Nationals prospect Yewri Guillen, a shortstop who played and lived at the team’s baseball academy in the Dominican Republic, died Friday morning of bacterial meningitis. Guillen was 18.

“Definitely a big loss,” academy administrator Fausto Severino said. “We’re all shocked.”

The Nationals are still investigating the circumstances surrounding Guillen’s death. The Nationals have been in touch with other players who live and play at their complex in Boca Chica, Dominican Republic, and none reported any health concerns, Severino said.

“All those steps were taken care of and really there’s nothing else to do at this moment,” Nationals head team doctor Wiemi Douoguih said. “The medical staff down south, our trainers, our doctors jumped on it and have really exhausted every possible measure to make sure nothing spreads and that this doesn’t have any further implications.”

The Nationals’ complex has been closed since April 8, but only because the Nationals shutter their facility for several weeks every year in April. The plan for now is to re-open the facility April 25, as scheduled.

Guillen started feeling ill at the complex last week, Severino said, and at his request the Nationals sent him home days before they closed the facility as scheduled in order to see a doctor of his choice. During last weekend, after he visited a doctor, Guillen was hospitalized. He did Friday morning in the hospital.

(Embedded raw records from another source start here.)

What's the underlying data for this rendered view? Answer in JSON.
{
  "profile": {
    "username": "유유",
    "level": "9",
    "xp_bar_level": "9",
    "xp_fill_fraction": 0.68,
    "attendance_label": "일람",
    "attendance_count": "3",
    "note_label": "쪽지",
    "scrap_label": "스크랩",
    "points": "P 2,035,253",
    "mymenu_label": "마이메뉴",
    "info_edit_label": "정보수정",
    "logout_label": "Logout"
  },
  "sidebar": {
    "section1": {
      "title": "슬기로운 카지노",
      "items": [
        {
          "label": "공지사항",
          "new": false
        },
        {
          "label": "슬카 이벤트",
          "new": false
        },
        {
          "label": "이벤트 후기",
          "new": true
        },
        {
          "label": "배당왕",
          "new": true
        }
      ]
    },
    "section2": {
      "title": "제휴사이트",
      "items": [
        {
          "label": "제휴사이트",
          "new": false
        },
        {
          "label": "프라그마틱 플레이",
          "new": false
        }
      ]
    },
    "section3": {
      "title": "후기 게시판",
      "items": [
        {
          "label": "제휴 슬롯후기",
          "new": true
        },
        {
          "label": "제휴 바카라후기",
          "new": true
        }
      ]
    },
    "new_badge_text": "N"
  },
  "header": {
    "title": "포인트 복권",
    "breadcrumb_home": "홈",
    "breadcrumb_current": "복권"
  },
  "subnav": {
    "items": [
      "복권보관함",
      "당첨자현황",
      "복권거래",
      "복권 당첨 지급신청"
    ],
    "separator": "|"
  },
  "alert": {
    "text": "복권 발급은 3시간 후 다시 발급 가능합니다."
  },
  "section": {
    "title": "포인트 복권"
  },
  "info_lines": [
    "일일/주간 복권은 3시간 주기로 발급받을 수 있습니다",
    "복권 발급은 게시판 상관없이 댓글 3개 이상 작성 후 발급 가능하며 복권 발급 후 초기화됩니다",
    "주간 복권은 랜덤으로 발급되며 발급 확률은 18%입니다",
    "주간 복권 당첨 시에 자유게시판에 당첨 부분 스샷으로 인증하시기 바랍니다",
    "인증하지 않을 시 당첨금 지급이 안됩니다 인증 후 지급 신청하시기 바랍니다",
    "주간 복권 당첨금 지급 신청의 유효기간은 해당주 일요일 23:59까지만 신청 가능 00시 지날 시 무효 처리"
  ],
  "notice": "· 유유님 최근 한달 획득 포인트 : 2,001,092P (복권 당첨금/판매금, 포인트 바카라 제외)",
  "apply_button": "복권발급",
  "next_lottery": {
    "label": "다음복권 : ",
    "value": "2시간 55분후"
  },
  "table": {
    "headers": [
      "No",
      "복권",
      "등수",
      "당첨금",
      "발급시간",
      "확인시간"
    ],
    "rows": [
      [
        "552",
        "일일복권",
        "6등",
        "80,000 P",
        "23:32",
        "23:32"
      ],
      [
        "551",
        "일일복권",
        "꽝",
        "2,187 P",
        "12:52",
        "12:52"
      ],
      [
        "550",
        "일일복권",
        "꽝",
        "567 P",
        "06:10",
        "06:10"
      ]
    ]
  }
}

“It’s really difficult to say” where Guillen contracted the disease, Douoguih said. “There’s bacterial particles that float around and sometimes somebody’s susceptible and you don’t know and they contract it and it’s very rapid. We all carry bacteria in our noses, in our mouths. It’s very possible that he got it from somebody who sneezed and he was susceptible and it was a very unfortunate thing.

“Obviously, a terrible tragedy but I’d like to really applaud the efforts of our medical training staff down south, who identified it and got him treatment as soon as possible. Unfortunately, even with the best treatment the mortality rate is about 20- to 30-percent so it’s really a very virulent and very terrible thing. And very unfortunate but fortunately, going forward, it is a very rare thing. And as unfortunate as it is, I think everything was done, I know everything was done to the letter by our medical and training staff to prevent any further catastrophe.”

The Nationals signed Guillen this February and planned for him to play for one of their minor league affiliates in the United States this summer, a sign of his advanced skill set.

“He was a young kid with a lot of future and had a lot of talent,” Severino said. “It’s a young life other than being a baseball player. He was a happy kid all the time. He was a great kid. He was upbeat. He was a kid from a humble family but with great spirits. He was a kid everybody liked.”

General Manager Mike Rizzo and other members of the Nationals front office called Guillen’s family to offer support. Before Friday’s game in the clubhouse, Nationals players collected money to be sent to Guillen’s family. On the field, the Nationals held a moment of silence for Guillen. In the Dominican Republic, a wake was held Friday night and the funeral will be Saturday.

“We feel terrible about it,” Rizzo said. “And it’s something that should never happen to anybody but specifically an 18-year-old person.”

The Nationals moved into their current base in the Dominican Republic, which they share with the Colorado Rockies, in May 2010. The new home, Complex De Las Americas, helped re-establish the Nationals’ presence on the talent-rich island following the scandal involving the prospect once known as Esmailyn Gonzalez.